More than half of the PSNI's full-time reserve will be cut, Chief Constable Hugh Orde has decided.
The full-time reserve has faced an uncertain future
Mr Orde officially announced his decision to keep 680 reservists out of almost 1,500 at a private meeting of the Policing Board on Thursday.
A spokesman for the Superintendents' Association said it would be seeking an urgent meeting with the chief constable.
The Police Federation Central Committee has passed a motion of no confidence in the chief constable.
The federation said it questioned Mr Orde's ability to exercise independence of judgement and said it could not understand why he rejected the professional advice of it and the Superintendents' Association.
"Given the commitment and sacrifice of the full-time reserve, no officer should be required to leave the service who does not wish to go," said the federation.
"The purpose of the Patten Report was to take politics out of policing.
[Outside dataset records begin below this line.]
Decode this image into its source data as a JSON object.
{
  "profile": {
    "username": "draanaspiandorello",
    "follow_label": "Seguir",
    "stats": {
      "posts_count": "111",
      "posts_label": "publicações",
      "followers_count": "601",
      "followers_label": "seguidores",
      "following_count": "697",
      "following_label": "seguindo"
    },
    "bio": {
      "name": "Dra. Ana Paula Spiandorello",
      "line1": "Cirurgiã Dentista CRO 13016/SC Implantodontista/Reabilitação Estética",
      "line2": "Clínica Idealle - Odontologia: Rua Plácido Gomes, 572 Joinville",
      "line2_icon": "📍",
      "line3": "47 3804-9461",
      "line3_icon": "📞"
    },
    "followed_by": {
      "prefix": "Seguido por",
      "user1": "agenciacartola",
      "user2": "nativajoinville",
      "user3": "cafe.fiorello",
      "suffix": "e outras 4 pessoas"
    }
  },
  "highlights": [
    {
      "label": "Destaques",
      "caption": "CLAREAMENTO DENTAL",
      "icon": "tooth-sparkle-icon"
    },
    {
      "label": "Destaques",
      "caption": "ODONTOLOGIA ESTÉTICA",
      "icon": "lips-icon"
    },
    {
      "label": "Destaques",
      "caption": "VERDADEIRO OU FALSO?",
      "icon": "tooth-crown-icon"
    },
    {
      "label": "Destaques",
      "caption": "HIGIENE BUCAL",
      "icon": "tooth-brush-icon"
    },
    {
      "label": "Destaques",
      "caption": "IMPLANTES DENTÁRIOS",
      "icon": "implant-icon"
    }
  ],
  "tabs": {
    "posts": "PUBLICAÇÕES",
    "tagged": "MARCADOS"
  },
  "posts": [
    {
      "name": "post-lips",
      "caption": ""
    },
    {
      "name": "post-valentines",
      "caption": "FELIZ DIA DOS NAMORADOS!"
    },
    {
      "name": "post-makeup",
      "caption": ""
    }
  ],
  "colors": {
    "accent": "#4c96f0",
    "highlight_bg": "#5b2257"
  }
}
Today, the chief constable singularly failed in observing that keystone."
Mr Orde said it was solely based on policing requirements and was one of his most challenging and difficult decisions as chief constable.
He said it was based on "an assessment of how we can deliver an effective frontline service in the environment in which we have to police".
He added: "It is an operational decision that takes the current security situation into account and I accept responsibility for it."
Mr Orde said dissident republican groups remained the "most significant threat to policing".
He added: "There is every indication that they will maintain attacks on police patrols and stations."
The vice-chairman of the Policing Board said Mr Orde had made the right decision.
Denis Bradley said the chief constable was being unfairly criticised by political leaders and the Police Federation.
Opinion has been split between nationalists and unionists over the future of the full-time reserve.
The Patten Commission recommended its disbandment, but DUP representatives told Mr Orde at a meeting on Monday that the PSNI could not afford to lose so many officers.
On Wednesday, the federation agreed a severance deal for its members in the full-time reserve.
Terry Spence, federation general secretary, said it was the best deal they could have got.
"We met with the Northern Ireland Office today - these have been very difficult negotiations which have been going on for some 18 months," he said.
He added: "It may not suit every single individual officer, in the way in which we hoped it would, but generally we believe the majority of our officers will be satisfied with what we have negotiated on their behalf.
"A significant number of officers will have an enhancement to their current pension... some officers will have a lump sum to the equivalent of £100,000."
The Patten Report planned a "peace-time" service of 7,500 regular officers and 2,500 part-timers.
The review of policing in Northern Ireland by former Hong Kong Governor Chris Patten was one of the key elements of the 1998 Good Friday Agreement.